What do ear seeds help with?
Since the whole person is represented on the ear, pretty much any health issue can be supported with ear seeds — things like anxiety, depression, detoxification, digestive issues, fatigue, headaches, immunity, insomnia, libido, moon cycles, pain, quitting, stress, seasonal symptoms, and trauma, to start.
And, guess what — you don’t need an acupuncture license or specialized training to safely apply a few tiny, stick-on ear seeds to some of the many recognized therapeutic points on the ears — you can apply this self-healing modality at home, yourself.
How do they work?
In auriculotherapy, the ear is treated as a microsystem, or a self-contained system within the larger system of the whole body. You might have heard the saying “as above, so below” which refers to the concept that all the information of the whole is present in the part, and that the same patterns repeat and are visible at every level of the system. This is one of the theoretical bases for why microsystems work — they contain all the information of the whole and can thereby both reflect and affect it.
The specific anatomy of the ear makes it unique among microsystems and helps explain why ear seeds work. To start, the ear is enervated by 4 nerves, a lot for such a small structure. The working theory is that applying pressure to the external ear stimulates these nerves, which relay to the central nervous system, stimulating neurotransmitters that relax and reduce pain. There’s more and more research detailing these effects.
Functional magnetic resonance imaging studies have shown brain activity in the parts of the brain corresponding to the auricular acupuncture points selected — the point on the ear corresponding to the stomach point produces activity in the hypothalamus satiety center, same as if you were eating. The thumb area on the ear activates the precentral gyrus, which is same area activated by direct stimulation of an actual thumb. This means that our brains interpret stimulation of these corresponding ear points as stimulation of the actual body part, opening up a way to easily work with so many internal body structures using just the external ear. This is how intricate, smart, and magical our bodies are!
Beyond the nervous system connections and effects, though, other self-healing physiological processes are taking place: pressing on ear seeds has been shown to improve peripheral blood circulation, delivering more oxygen and nutrients throughout the body. Research has also found that systemic endorphins and enkephalins, our natural analgesics/painkillers, are elevated after auricular treatment, as in full body acupuncture treatments. This is all happening with acupressure too, by the way.
These are pretty significant physiological effects for “just” some stick on seeds on your ears. This is why people tell me they feel calm, relaxed, more in their bodies, and less pain when using ear seeds, regardless of the health condition they’re targeting. It’s all real.

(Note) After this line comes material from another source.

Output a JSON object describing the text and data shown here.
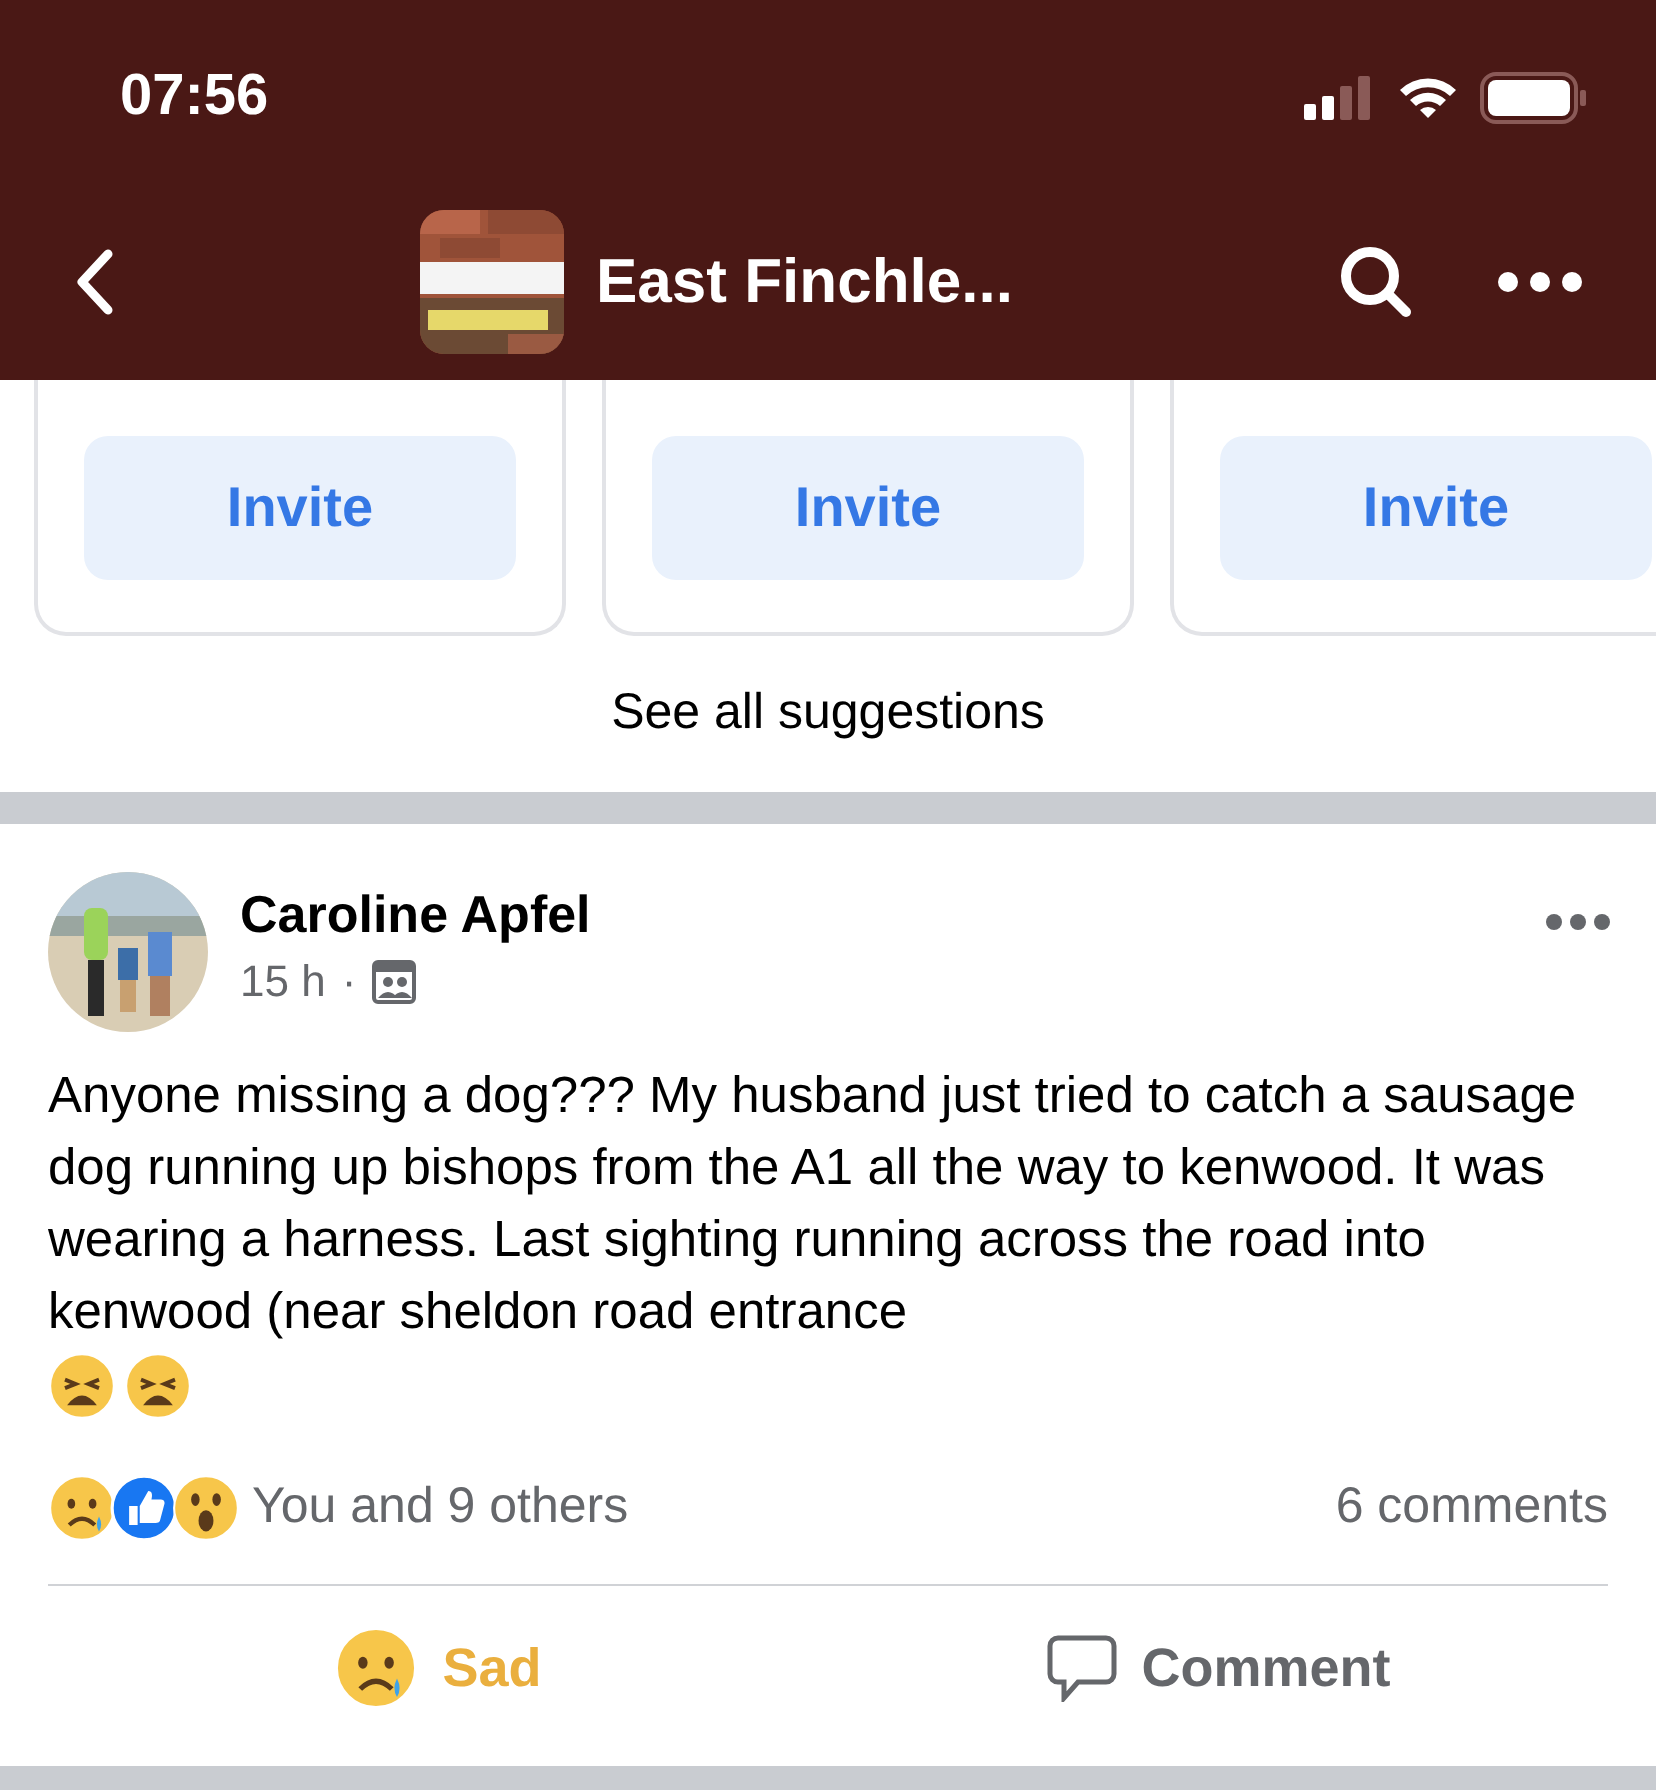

3 foundational points
There are hundreds of acupuncture points in the ears, and I use about 80 of them regularly. But there are 3 points that I use as the foundation of most treatments: Shen Men, Point Zero, and Heart. I’m including a little snapshot from my book that includes how to find these points and why I use them often.
Thanks for your curiosity about ear seeds! This was just a super quick intro — there is so much more info about why ear seeds work, why self-healing matters, and how to help your self heal using ear seeds in my new book, Seed Heal Now (order your copy here). You can quickly learn everything you need to know to use ear seeds to activate your body’s innate self-healing abilities, and support yourself with many common symptoms, right now. XO